In other words it appears that the White House's tongue-in-cheek rejection of a tongue-in-cheek request has so raised the ire of the crowd that it has upped the ante, rammed its tongue deeper into the side of its mouth and put its money on the table.
And judging by the early response, this hipster melodrama laden with irony is nowhere near running out of steam. The 20 million pound (over $30 million) funding goal is clearly designed to be unattainable as it would be about triple the record-setting amount raised by the Pebble watch. Oh yes, and there's also this in the project description:
"The main challenge is assuring Kickstarter that this is a joke and not a serious project. As proof, the goal has been set high enough to make successful funding almost impossible."
The key word there is "almost." Here we are on day 2 of the campaign and nearly 150,000 pounds has already been raised. That's not quite a quick enough pace to hit the goal, but with the right amount of media attention or viral transmission, it seems actually conceivable.
Therein lies the danger of the "mock" Kickstarter. How many of the already hundreds of backers in on the joke have only pledged their support in the form of real world dollars because it appears to be a sure thing that the campaign won't actually be funded?

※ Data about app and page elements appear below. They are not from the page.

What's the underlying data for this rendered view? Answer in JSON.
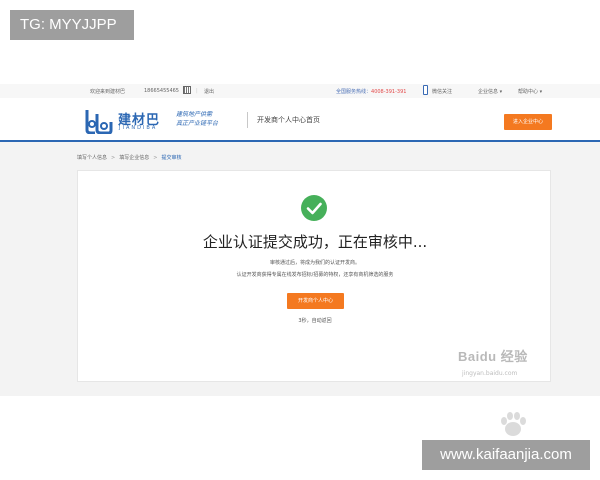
{
  "overlay": {
    "top_badge": "TG: MYYJJPP",
    "bottom_badge": "www.kaifaanjia.com"
  },
  "topbar": {
    "welcome": "欢迎来到建材巴",
    "phone": "18665455465",
    "logout": "退出",
    "hotline_label": "全国服务热线：",
    "hotline_number": "4008-391-391",
    "wechat": "微信关注",
    "menu_enterprise": "企业信息 ▾",
    "menu_help": "帮助中心 ▾"
  },
  "header": {
    "logo_cn": "建材巴",
    "logo_en": "JIANDIBA",
    "slogan_line1": "建筑地产供需",
    "slogan_line2": "真正产业链平台",
    "title": "开发商个人中心首页",
    "enter_button": "进入企业中心"
  },
  "breadcrumb": {
    "step1": "填写个人信息",
    "step2": "填写企业信息",
    "step3": "提交审核"
  },
  "card": {
    "main_message": "企业认证提交成功，正在审核中...",
    "sub1": "审核通过后，将成为我们的认证开发商。",
    "sub2": "认证开发商获得专属在线发布招标/招募的特权，还享有商机筛选的服务",
    "center_button": "开发商个人中心",
    "redirect": "3秒，自动返回"
  },
  "watermark": {
    "brand": "Baidu 经验",
    "url": "jingyan.baidu.com"
  },
  "colors": {
    "accent_orange": "#f47920",
    "brand_blue": "#2b67b3",
    "success_green": "#46b05a"
  },
  "icons": [
    "qr-code-icon",
    "phone-icon",
    "success-check-icon",
    "baidu-paw-icon"
  ]
}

If the whole thing is a gag, why not pledge $500 that you don't really have? Why not $1,000?
What happens if enough such insincere backers get involved and the Open Source Death Star actually meets its goal? The project creators, www.gnut.co.uk, have structured the incentives in such a way that nobody really gets anything if they miraculously hit their goal, except for a thank you and "your name etched onto the underneath of one of the MSE-6-series repair droids used on the finished station." (For pledges of ten pounds or more.)
Of course, the station doesn't get finished unless the project meets its $850 quadrillion stretch goal. And since that's thousands of times more than the global gross domestic product, it's safe to say those stretch goals won't be met without the last minute support of the Galactic Empire itself.

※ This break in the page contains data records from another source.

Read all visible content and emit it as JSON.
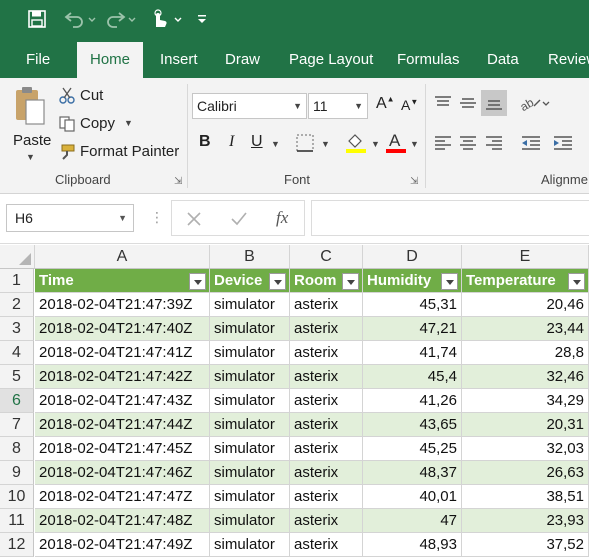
{
  "quick_access": {
    "icons": [
      "save-icon",
      "undo-icon",
      "redo-icon",
      "touch-mode-icon",
      "customize-icon"
    ]
  },
  "tabs": [
    "File",
    "Home",
    "Insert",
    "Draw",
    "Page Layout",
    "Formulas",
    "Data",
    "Review"
  ],
  "active_tab": "Home",
  "ribbon": {
    "clipboard": {
      "paste": "Paste",
      "cut": "Cut",
      "copy": "Copy",
      "format_painter": "Format Painter",
      "group_label": "Clipboard"
    },
    "font": {
      "font_name": "Calibri",
      "font_size": "11",
      "bold": "B",
      "italic": "I",
      "underline": "U",
      "group_label": "Font",
      "fill_color": "#ffff00",
      "font_color": "#ff0000"
    },
    "alignment": {
      "group_label": "Alignme"
    }
  },
  "formula_bar": {
    "name_box": "H6",
    "fx": "fx",
    "formula": ""
  },
  "sheet": {
    "columns": [
      "A",
      "B",
      "C",
      "D",
      "E"
    ],
    "header_row": [
      "Time",
      "Device",
      "Room",
      "Humidity",
      "Temperature"
    ],
    "row_numbers": [
      "1",
      "2",
      "3",
      "4",
      "5",
      "6",
      "7",
      "8",
      "9",
      "10",
      "11",
      "12"
    ],
    "selected_row": "6",
    "rows": [
      [
        "2018-02-04T21:47:39Z",
        "simulator",
        "asterix",
        "45,31",
        "20,46"
      ],
      [
        "2018-02-04T21:47:40Z",
        "simulator",
        "asterix",
        "47,21",
        "23,44"
      ],
      [
        "2018-02-04T21:47:41Z",
        "simulator",
        "asterix",
        "41,74",
        "28,8"
      ],
      [
        "2018-02-04T21:47:42Z",
        "simulator",
        "asterix",
        "45,4",
        "32,46"
      ],
      [
        "2018-02-04T21:47:43Z",
        "simulator",
        "asterix",
        "41,26",
        "34,29"
      ],
      [
        "2018-02-04T21:47:44Z",
        "simulator",
        "asterix",
        "43,65",
        "20,31"
      ],
      [
        "2018-02-04T21:47:45Z",
        "simulator",
        "asterix",
        "45,25",
        "32,03"
      ],
      [
        "2018-02-04T21:47:46Z",
        "simulator",
        "asterix",
        "48,37",
        "26,63"
      ],
      [
        "2018-02-04T21:47:47Z",
        "simulator",
        "asterix",
        "40,01",
        "38,51"
      ],
      [
        "2018-02-04T21:47:48Z",
        "simulator",
        "asterix",
        "47",
        "23,93"
      ],
      [
        "2018-02-04T21:47:49Z",
        "simulator",
        "asterix",
        "48,93",
        "37,52"
      ]
    ],
    "colors": {
      "header": "#70ad47",
      "band": "#e2efda",
      "plain": "#ffffff"
    }
  }
}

That means no one gets anything for backing the construction of an open source Death Star, except for a thanks for contributing to the only thing Gnut.co.uk has promised to produce with 20 million pounds: "More detailed plans and enough chicken wire to protect reactor exhaust ports."
Those better be some damn impressive plans and golden chicken wire for that kind of cash.

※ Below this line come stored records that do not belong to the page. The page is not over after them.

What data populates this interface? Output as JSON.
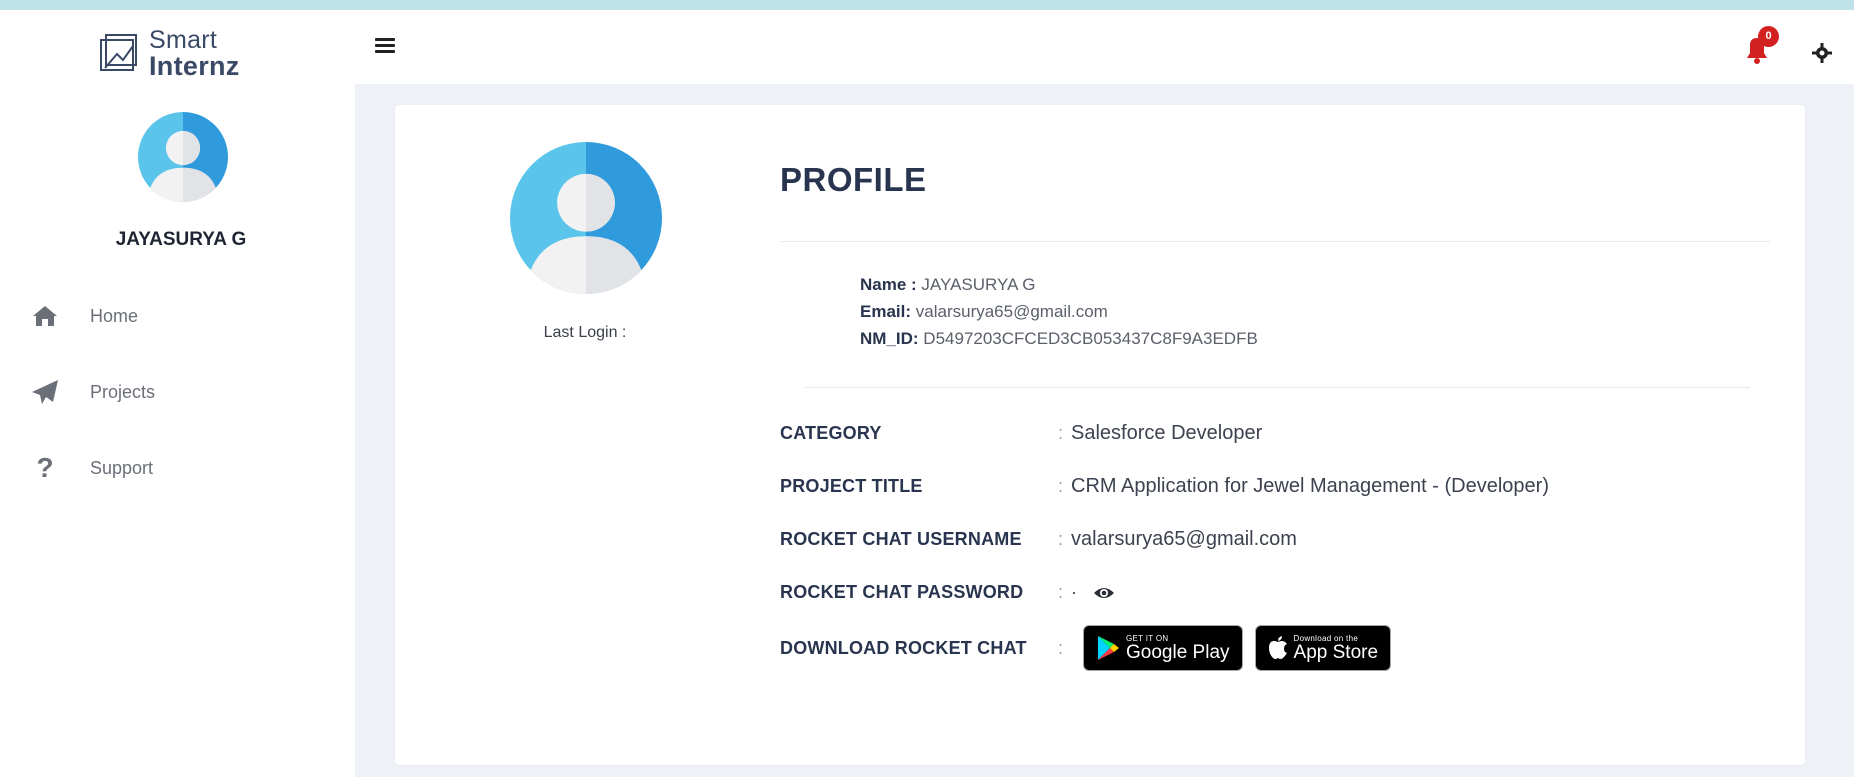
{
  "brand": {
    "line1": "Smart",
    "line2": "Internz"
  },
  "user": {
    "name": "JAYASURYA G"
  },
  "nav": [
    {
      "label": "Home",
      "icon": "home-icon"
    },
    {
      "label": "Projects",
      "icon": "paper-plane-icon"
    },
    {
      "label": "Support",
      "icon": "question-icon"
    }
  ],
  "topbar": {
    "notification_count": "0"
  },
  "profile": {
    "title": "PROFILE",
    "last_login_label": "Last Login :",
    "name_label": "Name :",
    "name_value": "JAYASURYA G",
    "email_label": "Email:",
    "email_value": "valarsurya65@gmail.com",
    "nmid_label": "NM_ID:",
    "nmid_value": "D5497203CFCED3CB053437C8F9A3EDFB"
  },
  "details": [
    {
      "label": "CATEGORY",
      "value": "Salesforce Developer"
    },
    {
      "label": "PROJECT TITLE",
      "value": "CRM Application for Jewel Management - (Developer)"
    },
    {
      "label": "ROCKET CHAT USERNAME",
      "value": "valarsurya65@gmail.com"
    },
    {
      "label": "ROCKET CHAT PASSWORD",
      "value": "·"
    },
    {
      "label": "DOWNLOAD ROCKET CHAT",
      "value": ""
    }
  ],
  "stores": {
    "google_small": "GET IT ON",
    "google_big": "Google Play",
    "apple_small": "Download on the",
    "apple_big": "App Store"
  },
  "colors": {
    "accent": "#29344f",
    "avatar_blue": "#3aa3e0",
    "badge": "#d32121",
    "page_bg": "#eef1f6"
  }
}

- Eric Mack is Managing Editor for Crowdsourcing.org. He has covered business, technology and politics for more than a decade for major outlets including CNET, CBS, AOL, NPR, Wired, and the New York Times. You can contact him at firstname.lastname@example.org. Find him on Twitter and Google+. Also be sure to follow Crowdsourcing.org on Twitter and join our Crowdsourcing community on Google+.